There is more to Miami than rice and beans and Cuban sandwiches. Miami has not one taste but an array of them, an immense multicultural collection of good things to eat and drink.
What does Miami taste like? Like pan con lechón, churrasco, tacos, ceviche and flan. Like chirasi, arepas, roasted chicken, key lime pie, cortaditos, mojitos and Jamaican patties. The list of options of food to choose from is endless.
The flavor of this versatile city resides in the many foods that it has adopted and adapted from the tables of the world, in the willingness to experiment and try new things.
From its beginnings as a little settlement along the Miami River to the vigorous international city of today, Miami has represented for many a place to begin a new life, an opportunity for a better future. People from the Caribbean, South and Central America have flocked to Miami and influenced the local gastronomy, creating a potpourri of interesting and flavorful dishes, making Miami a must-place-to-visit on any food lover’s list.
Miami has a great variety of dishes with Cuban influence, the largest Hispanic population in the city. My favorites are Bistec de Palomilla (beef round steak marinated in garlic, lime juice, salt and pepper then pan-fried), Arroz Imperial (a rice casserole) and black beans and rice, a special comfort food for me. Mojitos are also a favorite, made with mint, rum, sugar, lime, and club soda; mojitos are the perfect cocktail to start the weekend.
Dishes from Argentina, Nicaragua, Dominican Republic, Puerto Rico, Peru, Haiti, Jamaica, India, Italy and the Caribbean are also prevalent.

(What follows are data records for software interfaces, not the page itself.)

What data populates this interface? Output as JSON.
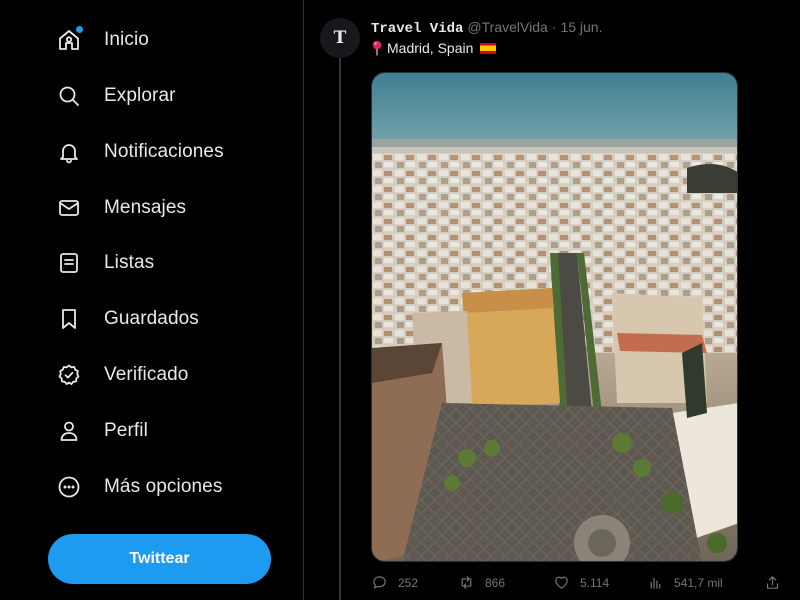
{
  "sidebar": {
    "items": [
      {
        "label": "Inicio",
        "icon": "home-icon"
      },
      {
        "label": "Explorar",
        "icon": "search-icon"
      },
      {
        "label": "Notificaciones",
        "icon": "bell-icon"
      },
      {
        "label": "Mensajes",
        "icon": "envelope-icon"
      },
      {
        "label": "Listas",
        "icon": "list-icon"
      },
      {
        "label": "Guardados",
        "icon": "bookmark-icon"
      },
      {
        "label": "Verificado",
        "icon": "verified-icon"
      },
      {
        "label": "Perfil",
        "icon": "person-icon"
      },
      {
        "label": "Más opciones",
        "icon": "more-circle-icon"
      }
    ],
    "tweet_button": "Twittear"
  },
  "tweet": {
    "avatar_letter": "T",
    "display_name": "Travel Vida",
    "handle": "@TravelVida",
    "separator": "·",
    "date": "15 jun.",
    "text": "Madrid, Spain",
    "text_icons": [
      "pin-icon",
      "spain-flag-icon"
    ],
    "photo": "aerial-city-photo",
    "stats": {
      "replies": "252",
      "retweets": "866",
      "likes": "5.114",
      "views": "541,7 mil"
    }
  },
  "colors": {
    "background": "#000000",
    "accent": "#1d9bf0",
    "text": "#e7e9ea",
    "muted": "#71767b",
    "border": "#2f3336"
  }
}
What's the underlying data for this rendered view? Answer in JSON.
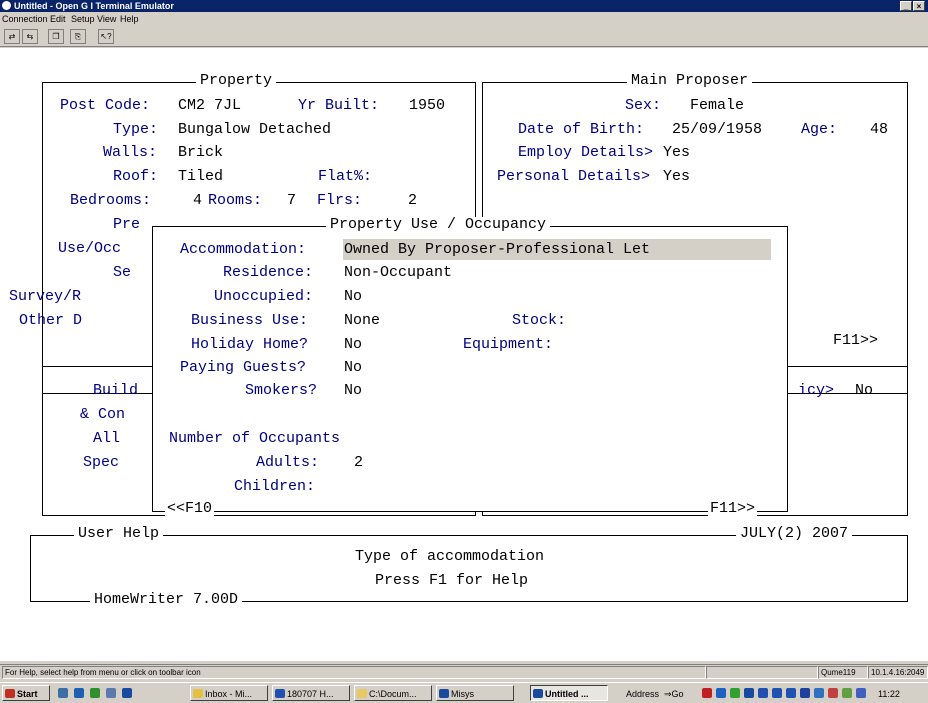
{
  "window": {
    "title": "Untitled - Open G I Terminal Emulator",
    "controls": [
      "_",
      "×"
    ]
  },
  "menu": [
    "Connection",
    "Edit",
    "Setup",
    "View",
    "Help"
  ],
  "toolbar": {
    "icons": [
      "connect-icon",
      "disconnect-icon",
      "copy-icon",
      "paste-icon",
      "help-pointer-icon"
    ]
  },
  "property": {
    "title": "Property",
    "post_code_label": "Post Code:",
    "post_code": "CM2 7JL",
    "yr_built_label": "Yr Built:",
    "yr_built": "1950",
    "type_label": "Type:",
    "type": "Bungalow Detached",
    "walls_label": "Walls:",
    "walls": "Brick",
    "roof_label": "Roof:",
    "roof": "Tiled",
    "flat_label": "Flat%:",
    "bedrooms_label": "Bedrooms:",
    "bedrooms": "4",
    "rooms_label": "Rooms:",
    "rooms": "7",
    "flrs_label": "Flrs:",
    "flrs": "2",
    "pre": "Pre",
    "use_occ": "Use/Occ",
    "se": "Se",
    "survey": "Survey/R",
    "other": "Other D"
  },
  "proposer": {
    "title": "Main Proposer",
    "sex_label": "Sex:",
    "sex": "Female",
    "dob_label": "Date of Birth:",
    "dob": "25/09/1958",
    "age_label": "Age:",
    "age": "48",
    "employ_label": "Employ Details>",
    "employ": "Yes",
    "personal_label": "Personal Details>",
    "personal": "Yes",
    "f11": "F11>>"
  },
  "lower_left": {
    "build": "Build",
    "con": "& Con",
    "all": "All",
    "spec": "Spec"
  },
  "lower_right": {
    "icy_label": "icy>",
    "icy": "No"
  },
  "occupancy": {
    "title": "Property Use / Occupancy",
    "accommodation_label": "Accommodation:",
    "accommodation": "Owned By Proposer-Professional Let",
    "residence_label": "Residence:",
    "residence": "Non-Occupant",
    "unoccupied_label": "Unoccupied:",
    "unoccupied": "No",
    "business_label": "Business Use:",
    "business": "None",
    "stock_label": "Stock:",
    "holiday_label": "Holiday Home?",
    "holiday": "No",
    "equipment_label": "Equipment:",
    "paying_label": "Paying Guests?",
    "paying": "No",
    "smokers_label": "Smokers?",
    "smokers": "No",
    "occupants_label": "Number of Occupants",
    "adults_label": "Adults:",
    "adults": "2",
    "children_label": "Children:",
    "prev": "<<F10",
    "next": "F11>>"
  },
  "help": {
    "title": "User Help",
    "date": "JULY(2) 2007",
    "line1": "Type of accommodation",
    "line2": "Press F1 for Help",
    "version": "HomeWriter 7.00D"
  },
  "statusbar": {
    "message": "For Help, select help from menu or click on toolbar icon",
    "terminal": "Qume119",
    "address": "10.1.4.16:2049"
  },
  "taskbar": {
    "start": "Start",
    "tasks": [
      "Inbox - Mi...",
      "180707 H...",
      "C:\\Docum...",
      "Misys",
      "Untitled ..."
    ],
    "address_label": "Address",
    "go": "Go",
    "clock": "11:22"
  }
}
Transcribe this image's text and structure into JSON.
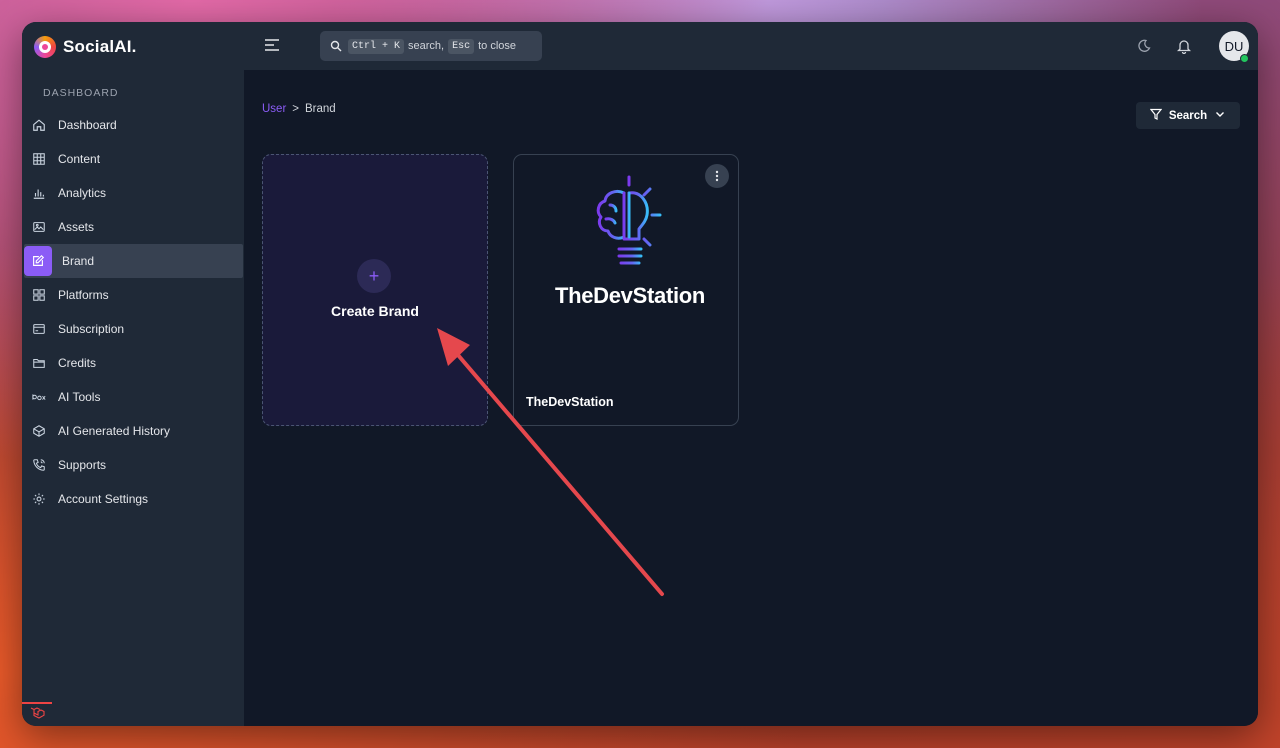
{
  "app": {
    "name": "SocialAI."
  },
  "sidebar": {
    "section_label": "DASHBOARD",
    "items": [
      {
        "label": "Dashboard",
        "icon": "home-icon"
      },
      {
        "label": "Content",
        "icon": "grid-icon"
      },
      {
        "label": "Analytics",
        "icon": "bar-chart-icon"
      },
      {
        "label": "Assets",
        "icon": "image-icon"
      },
      {
        "label": "Brand",
        "icon": "edit-icon",
        "active": true
      },
      {
        "label": "Platforms",
        "icon": "apps-icon"
      },
      {
        "label": "Subscription",
        "icon": "credit-card-icon"
      },
      {
        "label": "Credits",
        "icon": "folder-icon"
      },
      {
        "label": "AI Tools",
        "icon": "box-icon"
      },
      {
        "label": "AI Generated History",
        "icon": "cube-icon"
      },
      {
        "label": "Supports",
        "icon": "phone-icon"
      },
      {
        "label": "Account Settings",
        "icon": "gear-icon"
      }
    ]
  },
  "topbar": {
    "search": {
      "kbd_1": "Ctrl + K",
      "text_1": "search,",
      "kbd_2": "Esc",
      "text_2": "to close"
    },
    "avatar_initials": "DU"
  },
  "breadcrumb": {
    "parent": "User",
    "separator": ">",
    "current": "Brand"
  },
  "filter": {
    "label": "Search"
  },
  "cards": {
    "create": {
      "icon_text": "+",
      "label": "Create Brand"
    },
    "brand": {
      "logo_text": "TheDevStation",
      "name": "TheDevStation"
    }
  },
  "colors": {
    "accent": "#8b5cf6",
    "sidebar_bg": "#1f2937",
    "main_bg": "#111827",
    "annotation_arrow": "#e5484d"
  }
}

What would Miami life be without empanadas (stuffed bread or pastry baked or fried), ceviche (fresh raw fish marinated in citrus juices, such as lemon or lime, and spiced with ají or chili pepper), arroz con pollo (Classic dish of Spain and Latin America, browned chicken cooked with rice, onions, garlic, and tomatoes) or soupe joumou, a mildly spicy pumpkin soup native to Haitian cuisine?
Miami is a culinary paradise.